Pedro Vial, or Pierre Vial,, was a French explorer and frontiersman who lived among the Comanche and Wichita Indians for many years. He later worked for the Spanish government as a peacemaker, guide, and interpreter. He blazed trails across the Great Plains to connect the Spanish and French settlements in Texas, New Mexico, Missouri, and Louisiana. He led three Spanish expeditions that attempted unsuccessfully to intercept and halt the Lewis and Clark Expedition.
Philipp Segesser was a German-speaking Swiss Jesuit missionary who spent much of his career in Sonora, Mexico.
Juan de Ulibarrí or Uribarrí (1670-1716) was a Spanish or Criollo soldier and explorer who lived in New Mexico. In 1706 he led an expedition to El Cuartelejo on the Great Plains of western Kansas and eastern Colorado. Ulibarrí's diary survives and is an important source for the history of Spanish exploration of the Great Plains and relationships with the Apache and Pueblo Indians. The purpose of Ulibarrí's expedition was to find and escort back to New Mexico about 60 people from Picuris Pueblo who had earlier fled Spanish rule in New Mexico and established communities on the Great Plains. The Cuartelejo Ruins in Kansas are a remnant of the Pueblos who lived on the plains.

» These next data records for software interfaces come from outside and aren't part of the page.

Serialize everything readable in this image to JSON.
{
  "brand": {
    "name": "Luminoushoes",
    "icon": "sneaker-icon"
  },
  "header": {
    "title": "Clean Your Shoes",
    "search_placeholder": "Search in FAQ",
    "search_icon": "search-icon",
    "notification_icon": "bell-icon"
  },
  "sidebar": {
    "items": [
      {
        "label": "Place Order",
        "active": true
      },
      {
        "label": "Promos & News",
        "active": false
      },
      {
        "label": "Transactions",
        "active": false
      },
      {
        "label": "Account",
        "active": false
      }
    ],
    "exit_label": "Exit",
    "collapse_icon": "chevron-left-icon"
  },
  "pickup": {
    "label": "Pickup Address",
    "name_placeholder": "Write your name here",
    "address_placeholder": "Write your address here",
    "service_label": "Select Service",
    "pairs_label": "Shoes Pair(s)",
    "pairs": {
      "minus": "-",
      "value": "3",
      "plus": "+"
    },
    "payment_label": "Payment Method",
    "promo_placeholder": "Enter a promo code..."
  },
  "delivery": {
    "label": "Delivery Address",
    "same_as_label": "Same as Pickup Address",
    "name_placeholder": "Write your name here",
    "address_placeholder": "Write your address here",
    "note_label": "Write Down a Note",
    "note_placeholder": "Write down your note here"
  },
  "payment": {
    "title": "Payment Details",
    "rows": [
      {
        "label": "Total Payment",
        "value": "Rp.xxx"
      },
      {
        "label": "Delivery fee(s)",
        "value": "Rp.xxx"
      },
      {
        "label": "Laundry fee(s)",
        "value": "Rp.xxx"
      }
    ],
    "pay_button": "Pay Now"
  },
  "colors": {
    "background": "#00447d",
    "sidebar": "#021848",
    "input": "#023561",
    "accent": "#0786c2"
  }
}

The Great Plains Indian Trading Networks encountered by the first Europeans on the Great Plains were built on a number of trading centers acting as hubs in an advanced system of exchange over great distances. The primary centers were found at the villages of the Mandan, Hidatsa and Arikara, with a surplus of agricultural produce that could be exchanged. Secondary centers were found at the villages of the Pawnee, Kansa and Osage on the central plains, and at the Caddo villages on the southern plains. The Dakota rendezvous was an important annual trading fair among the Sioux. European demand for fur changed the relations of the plains, increased the occurrence of war, and displaced several Indian nations that were forced away by the Sioux coming from the east. On the northern plains, European trade lay in the hands of the Hudson's Bay Company, although most of the territory belonged to France, and later Spain. European trade on the central plains was controlled by French merchants, first from New Orleans, later from St. Louis. From the mid-1700s', the Comanche became an increasingly important military and commercial factor on the southern plains, forcing the Apaches into the mountains, and exchanging goods and spoils with the Southwestern trading networks hubs in New Mexico.